U.S. Classification285/86, 285/921, 285/308, 285/903, 285/319, 285/93
International ClassificationF16L37/098, F16L25/00
Cooperative ClassificationY10S285/921, Y10S285/903, F16L37/0985, F16L25/0045
European ClassificationF16L37/098D, F16L25/00K2
Legal Events
DateCodeEventDescription
Oct 12, 1993ASAssignment
Owner name: FURUKAWA ELECTRIC CO., LTD., THE, JAPAN
Free format text: ASSIGNMENT OF ASSIGNORS INTEREST;ASSIGNORS:SHIROGANE, KATSUHIKO;KUBO, TSUNEO;NAGASHIMA, NOBUYUKI;AND OTHERS;REEL/FRAME:006759/0798
Effective date: 19930929
Apr 7, 1998FPAYFee payment
Year of fee payment: 4
Mar 28, 2002FPAYFee payment
Year of fee payment: 8
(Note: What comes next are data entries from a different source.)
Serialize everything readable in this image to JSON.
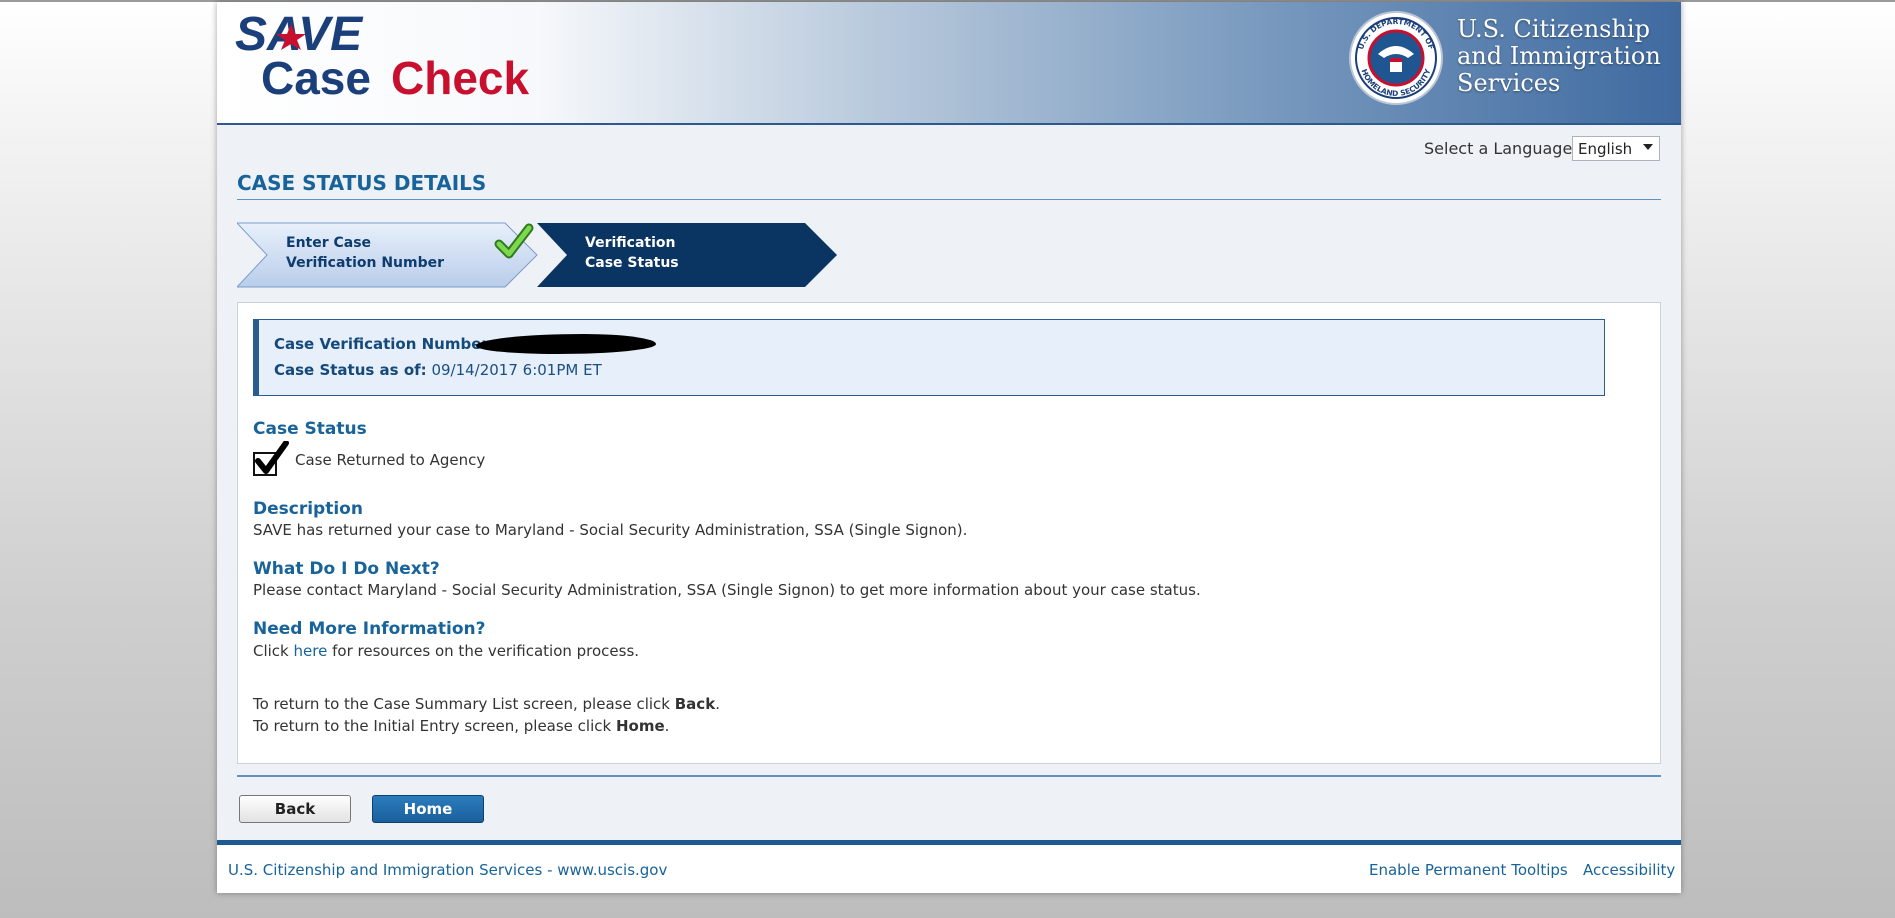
{
  "header": {
    "logo_line1": "SAVE",
    "logo_case": "Case",
    "logo_check": "Check",
    "agency_lines": [
      "U.S. Citizenship",
      "and Immigration",
      "Services"
    ],
    "seal_top": "U.S. DEPARTMENT OF",
    "seal_bottom": "HOMELAND SECURITY"
  },
  "language": {
    "label": "Select a Language:",
    "selected": "English"
  },
  "page_title": "CASE STATUS DETAILS",
  "steps": {
    "step1_line1": "Enter Case",
    "step1_line2": "Verification Number",
    "step2_line1": "Verification",
    "step2_line2": "Case Status"
  },
  "case_info": {
    "number_label": "Case Verification Number:",
    "status_label": "Case Status as of:",
    "status_value": "09/14/2017 6:01PM ET"
  },
  "case_status": {
    "heading": "Case Status",
    "value": "Case Returned to Agency"
  },
  "description": {
    "heading": "Description",
    "text": "SAVE has returned your case to Maryland - Social Security Administration, SSA (Single Signon)."
  },
  "next": {
    "heading": "What Do I Do Next?",
    "text": "Please contact  Maryland - Social Security Administration, SSA (Single Signon) to get more information about your case status."
  },
  "more_info": {
    "heading": "Need More Information?",
    "pre": "Click",
    "link": "here",
    "post": "for resources on the verification process."
  },
  "return_back": {
    "pre": "To return to the Case Summary List screen, please click",
    "bold": "Back",
    "post": "."
  },
  "return_home": {
    "pre": "To return to the Initial Entry screen, please click",
    "bold": "Home",
    "post": "."
  },
  "buttons": {
    "back": "Back",
    "home": "Home"
  },
  "footer": {
    "left": "U.S. Citizenship and Immigration Services - www.uscis.gov",
    "tooltips": "Enable Permanent Tooltips",
    "accessibility": "Accessibility"
  },
  "colors": {
    "brand_blue": "#17639a",
    "logo_red": "#c8102e",
    "logo_navy": "#1b3f7a",
    "step_active": "#0a3462"
  }
}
Mar 22, 2006FPAYFee payment
Year of fee payment: 12